Extracted material:
'''

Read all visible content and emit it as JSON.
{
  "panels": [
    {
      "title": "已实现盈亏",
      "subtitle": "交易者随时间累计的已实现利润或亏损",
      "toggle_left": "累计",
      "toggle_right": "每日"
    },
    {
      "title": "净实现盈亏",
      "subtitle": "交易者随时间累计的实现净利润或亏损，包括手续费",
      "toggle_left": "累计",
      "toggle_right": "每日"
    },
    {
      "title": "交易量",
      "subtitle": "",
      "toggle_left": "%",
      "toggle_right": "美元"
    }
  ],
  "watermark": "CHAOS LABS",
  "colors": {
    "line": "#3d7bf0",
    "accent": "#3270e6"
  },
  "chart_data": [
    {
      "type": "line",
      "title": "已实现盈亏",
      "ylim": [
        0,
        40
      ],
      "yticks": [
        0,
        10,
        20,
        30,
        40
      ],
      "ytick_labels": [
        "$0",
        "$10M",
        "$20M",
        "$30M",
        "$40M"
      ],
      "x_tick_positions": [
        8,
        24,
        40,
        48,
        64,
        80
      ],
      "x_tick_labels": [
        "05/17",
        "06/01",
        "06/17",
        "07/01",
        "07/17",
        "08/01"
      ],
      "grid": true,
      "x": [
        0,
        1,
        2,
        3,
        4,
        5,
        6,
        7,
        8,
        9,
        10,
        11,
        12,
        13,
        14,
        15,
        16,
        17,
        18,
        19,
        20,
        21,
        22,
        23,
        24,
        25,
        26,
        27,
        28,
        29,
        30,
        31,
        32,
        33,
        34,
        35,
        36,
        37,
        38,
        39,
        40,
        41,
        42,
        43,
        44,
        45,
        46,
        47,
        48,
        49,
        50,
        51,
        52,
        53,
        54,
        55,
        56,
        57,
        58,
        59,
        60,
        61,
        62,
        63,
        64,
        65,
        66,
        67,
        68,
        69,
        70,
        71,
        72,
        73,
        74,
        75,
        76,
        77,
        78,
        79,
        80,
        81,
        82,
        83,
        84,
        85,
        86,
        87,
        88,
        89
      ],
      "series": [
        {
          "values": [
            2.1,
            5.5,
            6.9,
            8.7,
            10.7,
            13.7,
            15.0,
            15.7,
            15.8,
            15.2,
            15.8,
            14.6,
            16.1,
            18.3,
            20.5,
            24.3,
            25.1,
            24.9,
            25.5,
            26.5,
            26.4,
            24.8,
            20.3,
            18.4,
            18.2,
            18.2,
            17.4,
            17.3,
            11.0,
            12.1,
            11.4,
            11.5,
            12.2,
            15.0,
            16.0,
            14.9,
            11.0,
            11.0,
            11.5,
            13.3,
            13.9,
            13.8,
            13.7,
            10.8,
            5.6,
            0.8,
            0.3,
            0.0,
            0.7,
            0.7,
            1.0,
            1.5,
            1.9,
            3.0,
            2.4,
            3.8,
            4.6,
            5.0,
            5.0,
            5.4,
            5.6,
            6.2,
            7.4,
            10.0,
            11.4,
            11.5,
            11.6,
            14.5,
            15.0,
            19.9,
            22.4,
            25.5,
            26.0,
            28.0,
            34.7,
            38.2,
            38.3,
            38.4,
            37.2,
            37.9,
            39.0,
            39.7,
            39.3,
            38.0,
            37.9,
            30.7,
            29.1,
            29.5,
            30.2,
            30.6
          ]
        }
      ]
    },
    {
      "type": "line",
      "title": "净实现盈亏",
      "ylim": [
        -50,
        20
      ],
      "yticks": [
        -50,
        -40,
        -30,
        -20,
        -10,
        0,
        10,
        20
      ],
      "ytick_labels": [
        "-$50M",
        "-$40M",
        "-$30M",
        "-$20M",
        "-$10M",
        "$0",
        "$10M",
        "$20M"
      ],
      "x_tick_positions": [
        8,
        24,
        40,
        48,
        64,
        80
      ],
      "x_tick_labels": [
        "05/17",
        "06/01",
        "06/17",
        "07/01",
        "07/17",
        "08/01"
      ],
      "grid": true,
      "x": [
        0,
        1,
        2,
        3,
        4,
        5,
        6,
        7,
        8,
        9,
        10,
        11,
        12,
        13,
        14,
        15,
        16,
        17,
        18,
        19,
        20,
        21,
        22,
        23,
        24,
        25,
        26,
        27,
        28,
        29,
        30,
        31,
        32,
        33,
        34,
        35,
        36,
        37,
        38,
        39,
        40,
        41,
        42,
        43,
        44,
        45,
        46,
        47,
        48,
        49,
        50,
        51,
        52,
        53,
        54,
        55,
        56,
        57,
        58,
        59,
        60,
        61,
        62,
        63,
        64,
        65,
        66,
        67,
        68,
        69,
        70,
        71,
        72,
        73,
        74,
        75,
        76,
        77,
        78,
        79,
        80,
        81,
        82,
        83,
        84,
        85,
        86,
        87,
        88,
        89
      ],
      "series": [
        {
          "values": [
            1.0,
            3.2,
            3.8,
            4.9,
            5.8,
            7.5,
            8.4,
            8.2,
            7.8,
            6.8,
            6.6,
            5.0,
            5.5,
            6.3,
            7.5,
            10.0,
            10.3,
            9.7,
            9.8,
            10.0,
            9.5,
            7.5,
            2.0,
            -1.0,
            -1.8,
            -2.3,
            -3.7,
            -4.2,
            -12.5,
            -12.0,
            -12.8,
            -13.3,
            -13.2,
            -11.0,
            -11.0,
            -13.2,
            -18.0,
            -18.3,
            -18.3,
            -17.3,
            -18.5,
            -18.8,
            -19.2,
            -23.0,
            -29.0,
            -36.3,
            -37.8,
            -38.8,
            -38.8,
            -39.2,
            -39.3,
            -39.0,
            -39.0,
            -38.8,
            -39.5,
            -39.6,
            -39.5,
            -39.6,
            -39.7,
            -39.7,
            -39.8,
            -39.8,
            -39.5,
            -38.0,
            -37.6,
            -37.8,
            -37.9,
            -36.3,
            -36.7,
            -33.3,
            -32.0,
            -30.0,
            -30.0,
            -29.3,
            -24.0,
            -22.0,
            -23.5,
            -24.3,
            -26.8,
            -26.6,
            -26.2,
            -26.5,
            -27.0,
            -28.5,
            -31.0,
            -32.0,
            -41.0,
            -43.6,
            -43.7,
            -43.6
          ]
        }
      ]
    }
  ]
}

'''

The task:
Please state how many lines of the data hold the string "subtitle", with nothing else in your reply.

Exercise response:
3